• [Saved entries]

------------------------------------------------

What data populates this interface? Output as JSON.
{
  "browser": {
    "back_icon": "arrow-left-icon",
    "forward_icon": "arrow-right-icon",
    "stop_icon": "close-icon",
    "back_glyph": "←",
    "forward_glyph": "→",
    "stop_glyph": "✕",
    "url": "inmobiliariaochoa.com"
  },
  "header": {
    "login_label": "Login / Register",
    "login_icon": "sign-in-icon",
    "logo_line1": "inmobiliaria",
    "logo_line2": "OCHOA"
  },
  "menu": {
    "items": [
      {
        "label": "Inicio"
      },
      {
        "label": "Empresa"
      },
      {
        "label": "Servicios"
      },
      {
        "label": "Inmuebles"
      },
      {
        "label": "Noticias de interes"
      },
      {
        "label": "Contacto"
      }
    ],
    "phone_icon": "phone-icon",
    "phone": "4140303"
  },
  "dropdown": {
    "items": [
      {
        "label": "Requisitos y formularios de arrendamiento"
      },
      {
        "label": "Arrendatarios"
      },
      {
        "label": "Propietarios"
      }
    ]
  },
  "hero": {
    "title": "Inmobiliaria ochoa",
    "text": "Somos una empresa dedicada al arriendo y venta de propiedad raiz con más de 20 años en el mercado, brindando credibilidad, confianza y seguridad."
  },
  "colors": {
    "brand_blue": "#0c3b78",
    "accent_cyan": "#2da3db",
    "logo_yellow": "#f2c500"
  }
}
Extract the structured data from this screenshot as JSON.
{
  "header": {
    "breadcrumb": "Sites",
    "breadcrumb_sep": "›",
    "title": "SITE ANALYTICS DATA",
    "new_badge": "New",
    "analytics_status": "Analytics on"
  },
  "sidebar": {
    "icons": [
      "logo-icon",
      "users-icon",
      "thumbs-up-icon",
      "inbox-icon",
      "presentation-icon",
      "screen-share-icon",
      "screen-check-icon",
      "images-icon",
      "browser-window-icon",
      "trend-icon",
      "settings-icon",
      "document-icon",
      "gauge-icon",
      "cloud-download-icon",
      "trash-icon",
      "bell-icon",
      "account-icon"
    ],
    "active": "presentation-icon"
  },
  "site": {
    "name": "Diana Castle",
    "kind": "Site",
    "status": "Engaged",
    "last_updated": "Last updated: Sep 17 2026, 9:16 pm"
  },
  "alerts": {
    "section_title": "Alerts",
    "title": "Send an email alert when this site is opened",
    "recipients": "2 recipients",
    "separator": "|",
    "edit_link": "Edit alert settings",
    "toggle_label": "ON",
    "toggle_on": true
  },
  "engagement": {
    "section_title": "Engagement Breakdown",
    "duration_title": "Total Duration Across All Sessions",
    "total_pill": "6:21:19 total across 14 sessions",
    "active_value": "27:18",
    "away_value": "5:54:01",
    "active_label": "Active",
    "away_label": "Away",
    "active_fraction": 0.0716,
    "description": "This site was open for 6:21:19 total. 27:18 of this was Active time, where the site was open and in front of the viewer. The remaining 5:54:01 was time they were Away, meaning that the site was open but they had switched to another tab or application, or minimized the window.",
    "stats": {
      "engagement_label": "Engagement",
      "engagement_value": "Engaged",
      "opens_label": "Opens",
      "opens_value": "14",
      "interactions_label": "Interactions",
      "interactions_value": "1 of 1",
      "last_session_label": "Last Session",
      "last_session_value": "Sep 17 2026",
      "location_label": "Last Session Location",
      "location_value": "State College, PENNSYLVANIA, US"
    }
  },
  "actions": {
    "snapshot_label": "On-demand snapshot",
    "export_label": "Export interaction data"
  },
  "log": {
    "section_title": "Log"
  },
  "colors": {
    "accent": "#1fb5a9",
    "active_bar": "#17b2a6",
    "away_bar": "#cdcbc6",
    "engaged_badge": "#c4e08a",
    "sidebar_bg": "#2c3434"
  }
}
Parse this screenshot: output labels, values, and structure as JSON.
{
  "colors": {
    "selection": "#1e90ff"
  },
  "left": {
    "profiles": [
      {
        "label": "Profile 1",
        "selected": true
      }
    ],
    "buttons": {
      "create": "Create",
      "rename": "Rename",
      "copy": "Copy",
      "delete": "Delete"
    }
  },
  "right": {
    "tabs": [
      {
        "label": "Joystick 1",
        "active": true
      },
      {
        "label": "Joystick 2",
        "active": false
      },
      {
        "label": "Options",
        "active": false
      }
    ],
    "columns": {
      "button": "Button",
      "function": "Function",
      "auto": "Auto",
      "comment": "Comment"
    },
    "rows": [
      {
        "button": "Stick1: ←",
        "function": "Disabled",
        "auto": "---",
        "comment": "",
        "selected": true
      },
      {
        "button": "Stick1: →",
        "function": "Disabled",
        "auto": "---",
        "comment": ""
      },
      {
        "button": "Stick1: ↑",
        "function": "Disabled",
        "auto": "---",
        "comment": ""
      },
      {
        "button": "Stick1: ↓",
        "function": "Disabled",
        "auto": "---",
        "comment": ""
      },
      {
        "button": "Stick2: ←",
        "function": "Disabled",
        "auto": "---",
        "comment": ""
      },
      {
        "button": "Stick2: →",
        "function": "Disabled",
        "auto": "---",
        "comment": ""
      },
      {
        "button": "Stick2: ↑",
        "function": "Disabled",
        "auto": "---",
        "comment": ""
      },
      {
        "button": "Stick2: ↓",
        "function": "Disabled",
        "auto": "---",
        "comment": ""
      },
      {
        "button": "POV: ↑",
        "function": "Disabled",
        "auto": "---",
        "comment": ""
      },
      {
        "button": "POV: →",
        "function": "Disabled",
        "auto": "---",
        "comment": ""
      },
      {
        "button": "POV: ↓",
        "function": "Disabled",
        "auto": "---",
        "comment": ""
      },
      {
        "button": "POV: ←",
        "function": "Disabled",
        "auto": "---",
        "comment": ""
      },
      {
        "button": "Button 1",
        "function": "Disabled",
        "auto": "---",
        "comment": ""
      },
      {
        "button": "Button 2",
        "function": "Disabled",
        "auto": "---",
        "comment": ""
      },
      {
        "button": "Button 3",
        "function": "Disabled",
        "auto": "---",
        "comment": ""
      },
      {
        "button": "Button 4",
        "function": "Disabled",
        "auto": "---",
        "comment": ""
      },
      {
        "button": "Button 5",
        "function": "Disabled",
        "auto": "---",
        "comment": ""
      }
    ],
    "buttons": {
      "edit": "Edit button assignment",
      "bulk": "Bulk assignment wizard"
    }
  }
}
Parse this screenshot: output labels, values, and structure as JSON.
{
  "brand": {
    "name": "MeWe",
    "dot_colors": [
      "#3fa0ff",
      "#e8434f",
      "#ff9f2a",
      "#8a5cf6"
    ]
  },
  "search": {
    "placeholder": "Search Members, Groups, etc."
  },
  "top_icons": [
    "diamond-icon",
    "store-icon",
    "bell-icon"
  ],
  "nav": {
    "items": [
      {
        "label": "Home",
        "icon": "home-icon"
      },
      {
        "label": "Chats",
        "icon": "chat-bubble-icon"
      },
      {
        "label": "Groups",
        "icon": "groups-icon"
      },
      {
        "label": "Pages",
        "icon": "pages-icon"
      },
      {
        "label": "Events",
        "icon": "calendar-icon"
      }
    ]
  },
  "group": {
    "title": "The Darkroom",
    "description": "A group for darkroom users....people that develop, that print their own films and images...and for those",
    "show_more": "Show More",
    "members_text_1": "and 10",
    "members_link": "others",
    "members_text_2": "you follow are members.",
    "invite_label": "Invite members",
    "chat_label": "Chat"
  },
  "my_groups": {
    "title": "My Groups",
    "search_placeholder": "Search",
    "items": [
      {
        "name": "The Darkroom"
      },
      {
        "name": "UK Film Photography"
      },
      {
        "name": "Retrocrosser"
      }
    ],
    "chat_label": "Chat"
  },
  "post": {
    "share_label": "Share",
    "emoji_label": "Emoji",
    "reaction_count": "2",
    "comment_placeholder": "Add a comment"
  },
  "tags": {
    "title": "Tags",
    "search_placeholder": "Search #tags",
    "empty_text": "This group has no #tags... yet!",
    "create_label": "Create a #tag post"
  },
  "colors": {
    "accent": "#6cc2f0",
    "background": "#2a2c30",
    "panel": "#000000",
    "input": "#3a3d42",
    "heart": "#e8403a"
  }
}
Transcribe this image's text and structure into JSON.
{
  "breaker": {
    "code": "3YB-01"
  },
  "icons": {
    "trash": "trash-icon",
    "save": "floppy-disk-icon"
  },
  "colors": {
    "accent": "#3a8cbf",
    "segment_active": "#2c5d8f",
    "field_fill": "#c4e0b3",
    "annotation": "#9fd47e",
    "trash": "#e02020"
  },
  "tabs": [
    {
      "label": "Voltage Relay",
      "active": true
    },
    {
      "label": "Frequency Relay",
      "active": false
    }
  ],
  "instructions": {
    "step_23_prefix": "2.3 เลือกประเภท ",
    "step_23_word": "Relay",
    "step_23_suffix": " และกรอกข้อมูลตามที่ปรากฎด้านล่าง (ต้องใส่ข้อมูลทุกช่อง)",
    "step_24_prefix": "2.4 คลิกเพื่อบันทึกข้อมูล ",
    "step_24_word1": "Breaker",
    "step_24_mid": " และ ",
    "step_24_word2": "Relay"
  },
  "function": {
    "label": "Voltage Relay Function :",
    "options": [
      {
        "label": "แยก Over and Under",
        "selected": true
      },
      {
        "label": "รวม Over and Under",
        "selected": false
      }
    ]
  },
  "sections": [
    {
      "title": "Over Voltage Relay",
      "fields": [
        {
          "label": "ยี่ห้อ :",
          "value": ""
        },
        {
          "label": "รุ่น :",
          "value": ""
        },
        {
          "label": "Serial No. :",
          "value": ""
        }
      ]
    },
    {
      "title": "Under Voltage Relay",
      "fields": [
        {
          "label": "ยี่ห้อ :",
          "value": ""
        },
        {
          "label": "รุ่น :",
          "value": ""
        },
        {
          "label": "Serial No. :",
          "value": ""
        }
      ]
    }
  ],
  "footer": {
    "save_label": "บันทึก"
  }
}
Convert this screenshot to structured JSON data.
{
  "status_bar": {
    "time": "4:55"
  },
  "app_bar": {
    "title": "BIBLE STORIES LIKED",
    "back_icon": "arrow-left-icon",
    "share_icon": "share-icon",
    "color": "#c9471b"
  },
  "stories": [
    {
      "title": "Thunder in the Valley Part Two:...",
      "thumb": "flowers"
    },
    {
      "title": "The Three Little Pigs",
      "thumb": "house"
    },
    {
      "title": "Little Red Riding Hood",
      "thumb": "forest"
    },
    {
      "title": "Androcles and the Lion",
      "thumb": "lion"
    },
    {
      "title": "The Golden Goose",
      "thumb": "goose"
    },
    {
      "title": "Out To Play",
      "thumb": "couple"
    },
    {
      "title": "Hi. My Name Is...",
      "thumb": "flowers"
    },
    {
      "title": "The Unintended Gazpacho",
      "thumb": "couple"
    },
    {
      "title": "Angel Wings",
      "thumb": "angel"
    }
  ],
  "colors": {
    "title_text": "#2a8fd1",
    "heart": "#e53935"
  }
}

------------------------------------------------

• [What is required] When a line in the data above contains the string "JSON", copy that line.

• [Exercise result]
What data populates this interface? Output as JSON.
Extract the structured data from this screenshot as JSON.
Parse this screenshot: output labels, values, and structure as JSON.
Parse this screenshot: output labels, values, and structure as JSON.
Transcribe this image's text and structure into JSON.
Convert this screenshot to structured JSON data.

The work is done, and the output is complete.